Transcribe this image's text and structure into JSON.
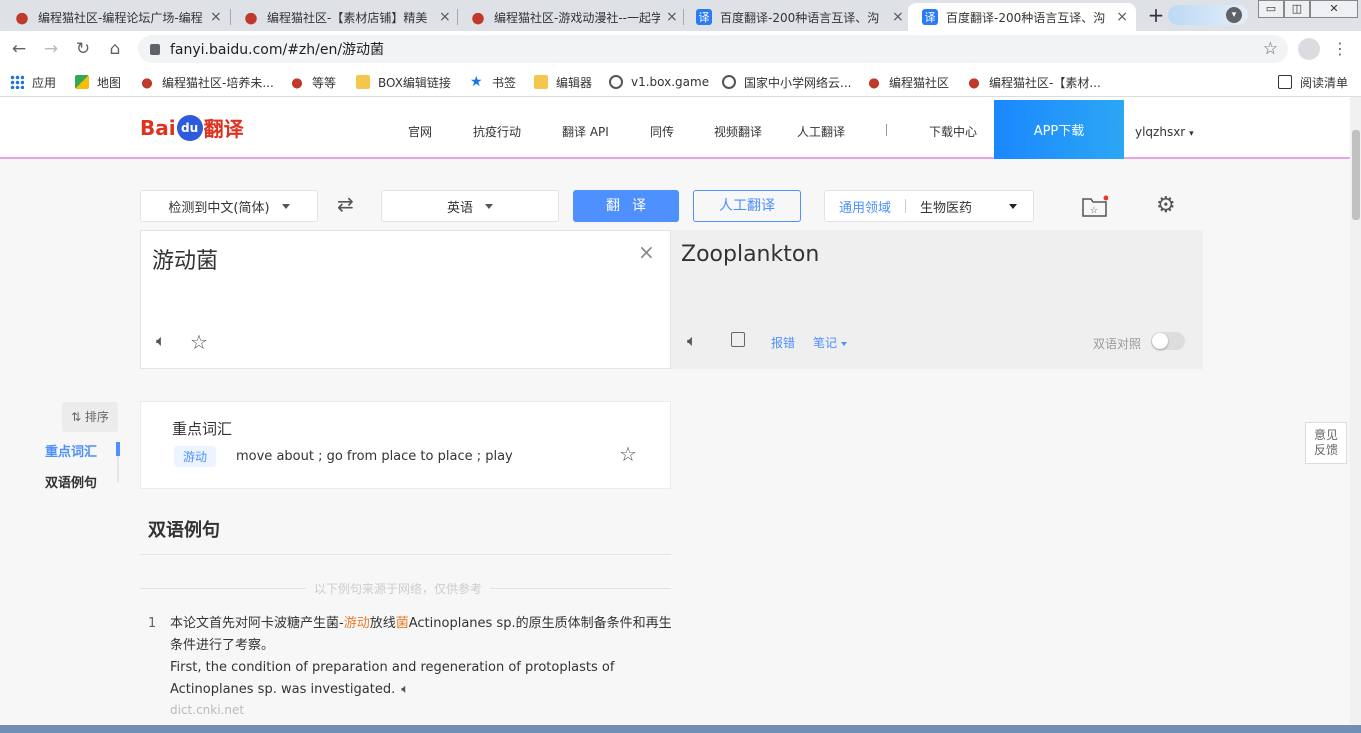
{
  "browser": {
    "tabs": [
      {
        "title": "编程猫社区-编程论坛广场-编程",
        "icon": "cat-icon"
      },
      {
        "title": "编程猫社区-【素材店铺】精美",
        "icon": "cat-icon"
      },
      {
        "title": "编程猫社区-游戏动漫社--一起学",
        "icon": "cat-icon"
      },
      {
        "title": "百度翻译-200种语言互译、沟",
        "icon": "baidu-translate-icon"
      },
      {
        "title": "百度翻译-200种语言互译、沟",
        "icon": "baidu-translate-icon"
      }
    ],
    "url": "fanyi.baidu.com/#zh/en/游动菌",
    "bookmarks": [
      {
        "label": "应用",
        "icon": "apps-icon"
      },
      {
        "label": "地图",
        "icon": "maps-icon"
      },
      {
        "label": "编程猫社区-培养未...",
        "icon": "cat-icon"
      },
      {
        "label": "等等",
        "icon": "cat-icon"
      },
      {
        "label": "BOX编辑链接",
        "icon": "folder-icon"
      },
      {
        "label": "书签",
        "icon": "star-icon"
      },
      {
        "label": "编辑器",
        "icon": "folder-icon"
      },
      {
        "label": "v1.box.game",
        "icon": "globe-icon"
      },
      {
        "label": "国家中小学网络云...",
        "icon": "globe-icon"
      },
      {
        "label": "编程猫社区",
        "icon": "cat-icon"
      },
      {
        "label": "编程猫社区-【素材...",
        "icon": "cat-icon"
      }
    ],
    "reading_list": "阅读清单"
  },
  "header": {
    "logo_bai": "Bai",
    "logo_du": "du",
    "logo_fy": "翻译",
    "nav": [
      "官网",
      "抗疫行动",
      "翻译 API",
      "同传",
      "视频翻译",
      "人工翻译",
      "下载中心"
    ],
    "app_download": "APP下载",
    "username": "ylqzhsxr"
  },
  "controls": {
    "source_lang": "检测到中文(简体)",
    "target_lang": "英语",
    "translate": "翻译",
    "human_translate": "人工翻译",
    "domain_general": "通用领域",
    "domain_selected": "生物医药"
  },
  "input": {
    "text": "游动菌"
  },
  "output": {
    "text": "Zooplankton",
    "report": "报错",
    "notes": "笔记",
    "bilingual": "双语对照"
  },
  "sidebar": {
    "sort": "⇅ 排序",
    "items": [
      "重点词汇",
      "双语例句"
    ]
  },
  "vocab": {
    "title": "重点词汇",
    "word": "游动",
    "definition": "move about ; go from place to place ; play"
  },
  "examples": {
    "heading": "双语例句",
    "note": "以下例句来源于网络，仅供参考",
    "items": [
      {
        "num": "1",
        "zh_pre": "本论文首先对阿卡波糖产生菌-",
        "zh_hl1": "游动",
        "zh_mid": "放线",
        "zh_hl2": "菌",
        "zh_post": "Actinoplanes sp.的原生质体制备条件和再生条件进行了考察。",
        "en": "First, the condition of preparation and regeneration of protoplasts of Actinoplanes sp. was investigated.",
        "source": "dict.cnki.net"
      }
    ]
  },
  "feedback": {
    "line1": "意见",
    "line2": "反馈"
  },
  "colors": {
    "accent": "#4d90fe",
    "logo_red": "#de3320",
    "highlight": "#ef7b2d"
  }
}
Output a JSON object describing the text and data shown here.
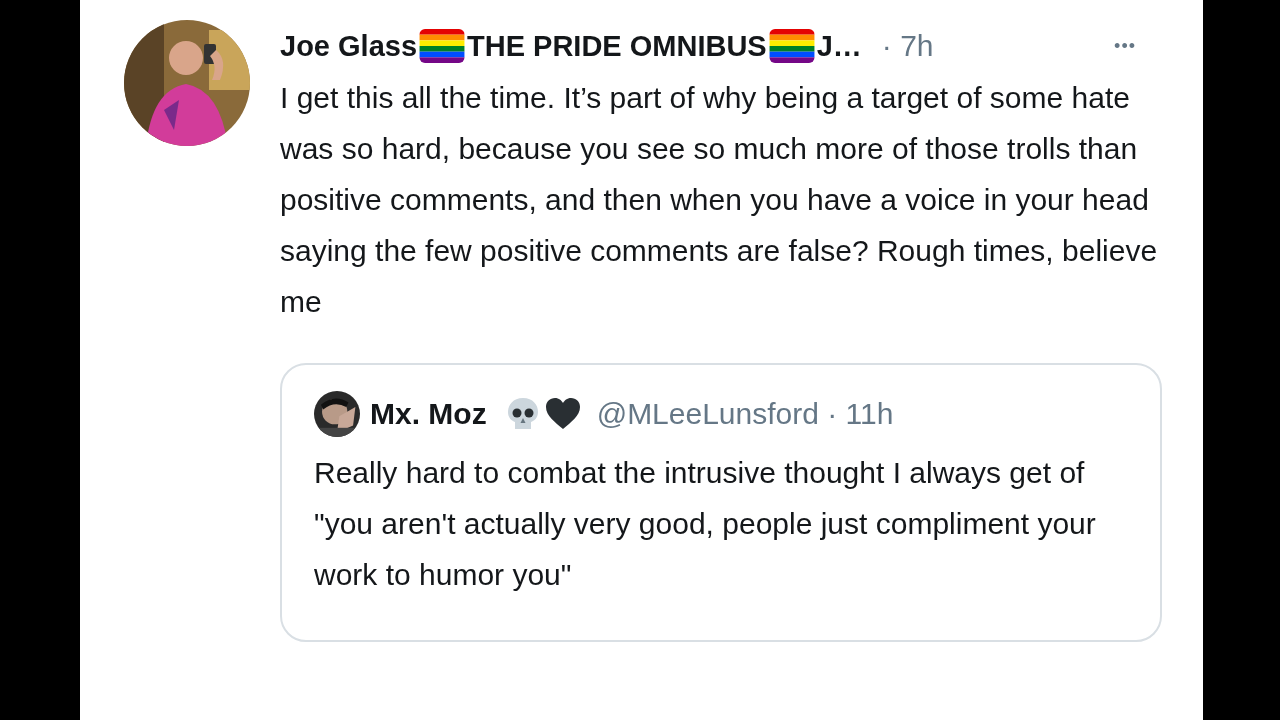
{
  "tweet": {
    "author": {
      "name_parts": [
        "Joe Glass",
        "THE PRIDE OMNIBUS",
        "J…"
      ],
      "time": "· 7h"
    },
    "more": "•••",
    "text": "I get this all the time. It’s part of why being a target of some hate was so hard, because you see so much more of those trolls than positive comments, and then when you have a voice in your head saying the few positive comments are false? Rough times, believe me",
    "quoted": {
      "name": "Mx. Moz",
      "handle_time": "@MLeeLunsford · 11h",
      "text": "Really hard to combat the intrusive thought I always get of \"you aren't actually very good, people just compliment your work to humor you\""
    }
  }
}
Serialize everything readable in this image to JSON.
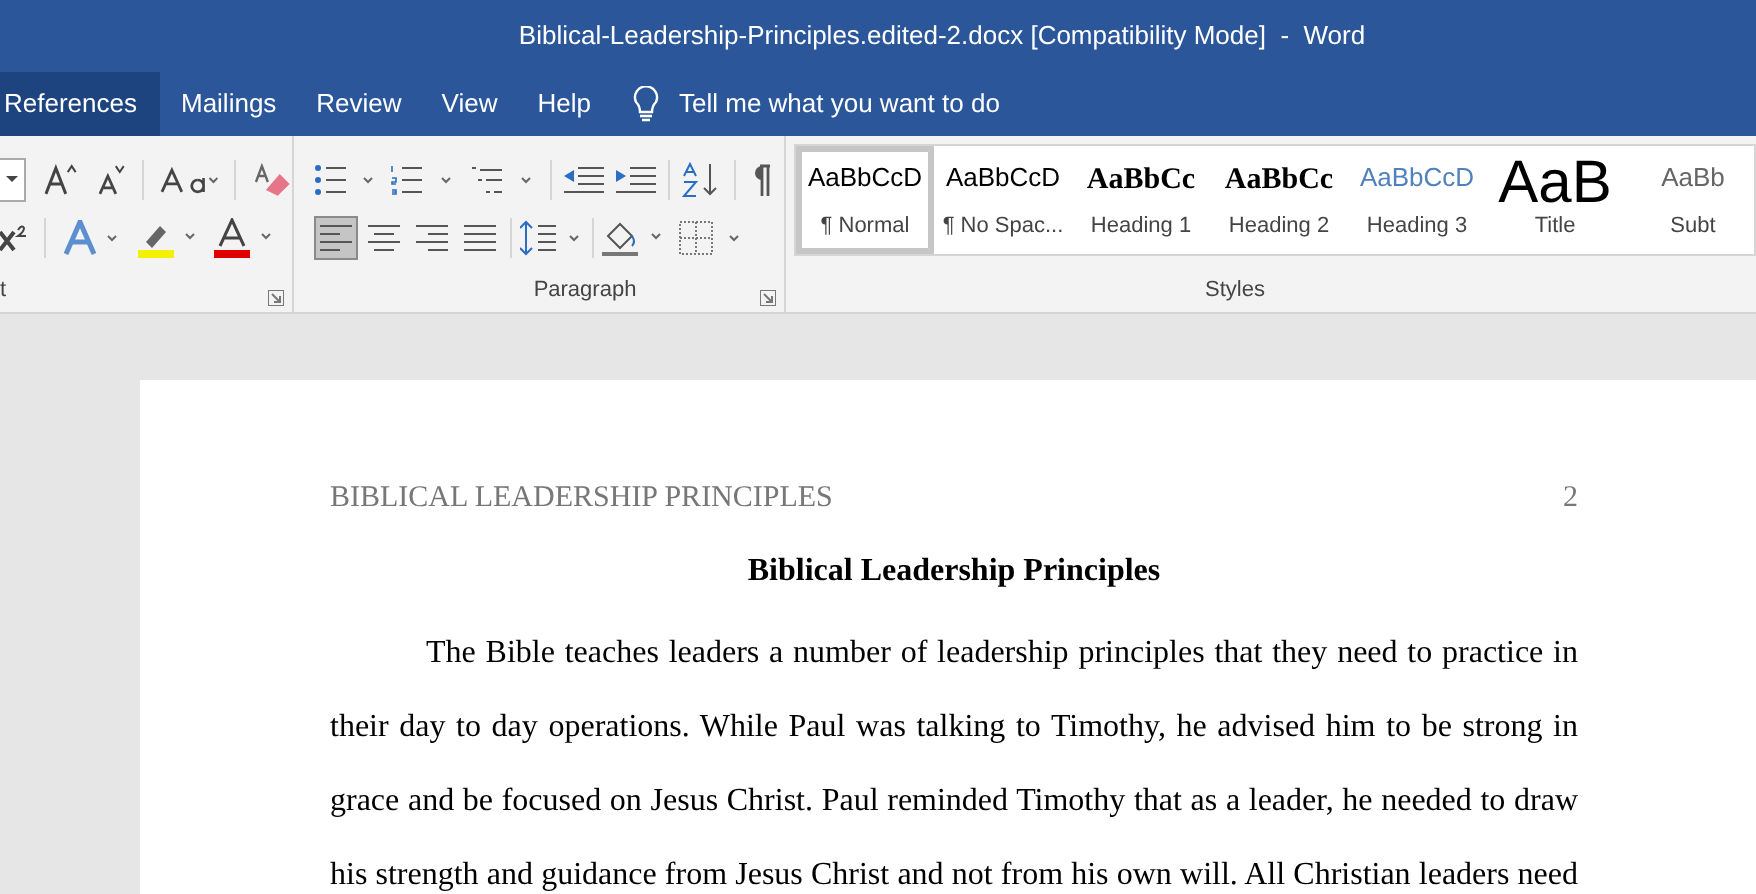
{
  "window": {
    "title": "Biblical-Leadership-Principles.edited-2.docx [Compatibility Mode]  -  Word"
  },
  "tabs": [
    {
      "label": "References",
      "selected": true
    },
    {
      "label": "Mailings",
      "selected": false
    },
    {
      "label": "Review",
      "selected": false
    },
    {
      "label": "View",
      "selected": false
    },
    {
      "label": "Help",
      "selected": false
    }
  ],
  "tell_me": {
    "placeholder": "Tell me what you want to do"
  },
  "ribbon": {
    "font_group": {
      "label": "t"
    },
    "paragraph_group": {
      "label": "Paragraph",
      "alignments": [
        {
          "selected": true
        },
        {
          "selected": false
        },
        {
          "selected": false
        },
        {
          "selected": false
        }
      ]
    },
    "styles_group": {
      "label": "Styles",
      "styles": [
        {
          "preview": "AaBbCcD",
          "name": "¶ Normal",
          "kind": "normal",
          "selected": true
        },
        {
          "preview": "AaBbCcD",
          "name": "¶ No Spac...",
          "kind": "normal",
          "selected": false
        },
        {
          "preview": "AaBbCc",
          "name": "Heading 1",
          "kind": "heading1",
          "selected": false
        },
        {
          "preview": "AaBbCc",
          "name": "Heading 2",
          "kind": "heading2",
          "selected": false
        },
        {
          "preview": "AaBbCcD",
          "name": "Heading 3",
          "kind": "heading3",
          "selected": false
        },
        {
          "preview": "AaB",
          "name": "Title",
          "kind": "title",
          "selected": false
        },
        {
          "preview": "AaBb",
          "name": "Subt",
          "kind": "subtitle",
          "selected": false
        }
      ]
    }
  },
  "document": {
    "header": "BIBLICAL LEADERSHIP PRINCIPLES",
    "page_number": "2",
    "title": "Biblical Leadership Principles",
    "paragraph": "The Bible teaches leaders a number of leadership principles that they need to practice in their day to day operations. While Paul was talking to Timothy, he advised him to be strong in grace and be focused on Jesus Christ. Paul reminded Timothy that as a leader, he needed to draw his strength and guidance from Jesus Christ and not from his own will. All Christian leaders need"
  }
}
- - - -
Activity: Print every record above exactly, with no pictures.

Solution to the exercise:
Transcribe this image's text and structure into JSON.
{
  "browser": {
    "tabs": [
      {
        "title": "编程猫社区-编程论坛广场-编程",
        "icon": "cat-icon"
      },
      {
        "title": "编程猫社区-【素材店铺】精美",
        "icon": "cat-icon"
      },
      {
        "title": "编程猫社区-游戏动漫社--一起学",
        "icon": "cat-icon"
      },
      {
        "title": "百度翻译-200种语言互译、沟",
        "icon": "baidu-translate-icon"
      },
      {
        "title": "百度翻译-200种语言互译、沟",
        "icon": "baidu-translate-icon"
      }
    ],
    "url": "fanyi.baidu.com/#zh/en/游动菌",
    "bookmarks": [
      {
        "label": "应用",
        "icon": "apps-icon"
      },
      {
        "label": "地图",
        "icon": "maps-icon"
      },
      {
        "label": "编程猫社区-培养未...",
        "icon": "cat-icon"
      },
      {
        "label": "等等",
        "icon": "cat-icon"
      },
      {
        "label": "BOX编辑链接",
        "icon": "folder-icon"
      },
      {
        "label": "书签",
        "icon": "star-icon"
      },
      {
        "label": "编辑器",
        "icon": "folder-icon"
      },
      {
        "label": "v1.box.game",
        "icon": "globe-icon"
      },
      {
        "label": "国家中小学网络云...",
        "icon": "globe-icon"
      },
      {
        "label": "编程猫社区",
        "icon": "cat-icon"
      },
      {
        "label": "编程猫社区-【素材...",
        "icon": "cat-icon"
      }
    ],
    "reading_list": "阅读清单"
  },
  "header": {
    "logo_bai": "Bai",
    "logo_du": "du",
    "logo_fy": "翻译",
    "nav": [
      "官网",
      "抗疫行动",
      "翻译 API",
      "同传",
      "视频翻译",
      "人工翻译",
      "下载中心"
    ],
    "app_download": "APP下载",
    "username": "ylqzhsxr"
  },
  "controls": {
    "source_lang": "检测到中文(简体)",
    "target_lang": "英语",
    "translate": "翻译",
    "human_translate": "人工翻译",
    "domain_general": "通用领域",
    "domain_selected": "生物医药"
  },
  "input": {
    "text": "游动菌"
  },
  "output": {
    "text": "Zooplankton",
    "report": "报错",
    "notes": "笔记",
    "bilingual": "双语对照"
  },
  "sidebar": {
    "sort": "⇅ 排序",
    "items": [
      "重点词汇",
      "双语例句"
    ]
  },
  "vocab": {
    "title": "重点词汇",
    "word": "游动",
    "definition": "move about ; go from place to place ; play"
  },
  "examples": {
    "heading": "双语例句",
    "note": "以下例句来源于网络，仅供参考",
    "items": [
      {
        "num": "1",
        "zh_pre": "本论文首先对阿卡波糖产生菌-",
        "zh_hl1": "游动",
        "zh_mid": "放线",
        "zh_hl2": "菌",
        "zh_post": "Actinoplanes sp.的原生质体制备条件和再生条件进行了考察。",
        "en": "First, the condition of preparation and regeneration of protoplasts of Actinoplanes sp. was investigated.",
        "source": "dict.cnki.net"
      }
    ]
  },
  "feedback": {
    "line1": "意见",
    "line2": "反馈"
  },
  "colors": {
    "accent": "#4d90fe",
    "logo_red": "#de3320",
    "highlight": "#ef7b2d"
  }
}
Output a JSON object describing the text and data shown here.
{
  "tweet": {
    "author": {
      "name_parts": [
        "Joe Glass",
        "THE PRIDE OMNIBUS",
        "J…"
      ],
      "time": "· 7h"
    },
    "more": "•••",
    "text": "I get this all the time. It’s part of why being a target of some hate was so hard, because you see so much more of those trolls than positive comments, and then when you have a voice in your head saying the few positive comments are false? Rough times, believe me",
    "quoted": {
      "name": "Mx. Moz",
      "handle_time": "@MLeeLunsford · 11h",
      "text": "Really hard to combat the intrusive thought I always get of \"you aren't actually very good, people just compliment your work to humor you\""
    }
  }
}
Serialize everything readable in this image to JSON.
{
  "window": {
    "title": "Biblical-Leadership-Principles.edited-2.docx [Compatibility Mode]  -  Word"
  },
  "tabs": [
    {
      "label": "References",
      "selected": true
    },
    {
      "label": "Mailings",
      "selected": false
    },
    {
      "label": "Review",
      "selected": false
    },
    {
      "label": "View",
      "selected": false
    },
    {
      "label": "Help",
      "selected": false
    }
  ],
  "tell_me": {
    "placeholder": "Tell me what you want to do"
  },
  "ribbon": {
    "font_group": {
      "label": "t"
    },
    "paragraph_group": {
      "label": "Paragraph",
      "alignments": [
        {
          "selected": true
        },
        {
          "selected": false
        },
        {
          "selected": false
        },
        {
          "selected": false
        }
      ]
    },
    "styles_group": {
      "label": "Styles",
      "styles": [
        {
          "preview": "AaBbCcD",
          "name": "¶ Normal",
          "kind": "normal",
          "selected": true
        },
        {
          "preview": "AaBbCcD",
          "name": "¶ No Spac...",
          "kind": "normal",
          "selected": false
        },
        {
          "preview": "AaBbCc",
          "name": "Heading 1",
          "kind": "heading1",
          "selected": false
        },
        {
          "preview": "AaBbCc",
          "name": "Heading 2",
          "kind": "heading2",
          "selected": false
        },
        {
          "preview": "AaBbCcD",
          "name": "Heading 3",
          "kind": "heading3",
          "selected": false
        },
        {
          "preview": "AaB",
          "name": "Title",
          "kind": "title",
          "selected": false
        },
        {
          "preview": "AaBb",
          "name": "Subt",
          "kind": "subtitle",
          "selected": false
        }
      ]
    }
  },
  "document": {
    "header": "BIBLICAL LEADERSHIP PRINCIPLES",
    "page_number": "2",
    "title": "Biblical Leadership Principles",
    "paragraph": "The Bible teaches leaders a number of leadership principles that they need to practice in their day to day operations. While Paul was talking to Timothy, he advised him to be strong in grace and be focused on Jesus Christ. Paul reminded Timothy that as a leader, he needed to draw his strength and guidance from Jesus Christ and not from his own will. All Christian leaders need"
  }
}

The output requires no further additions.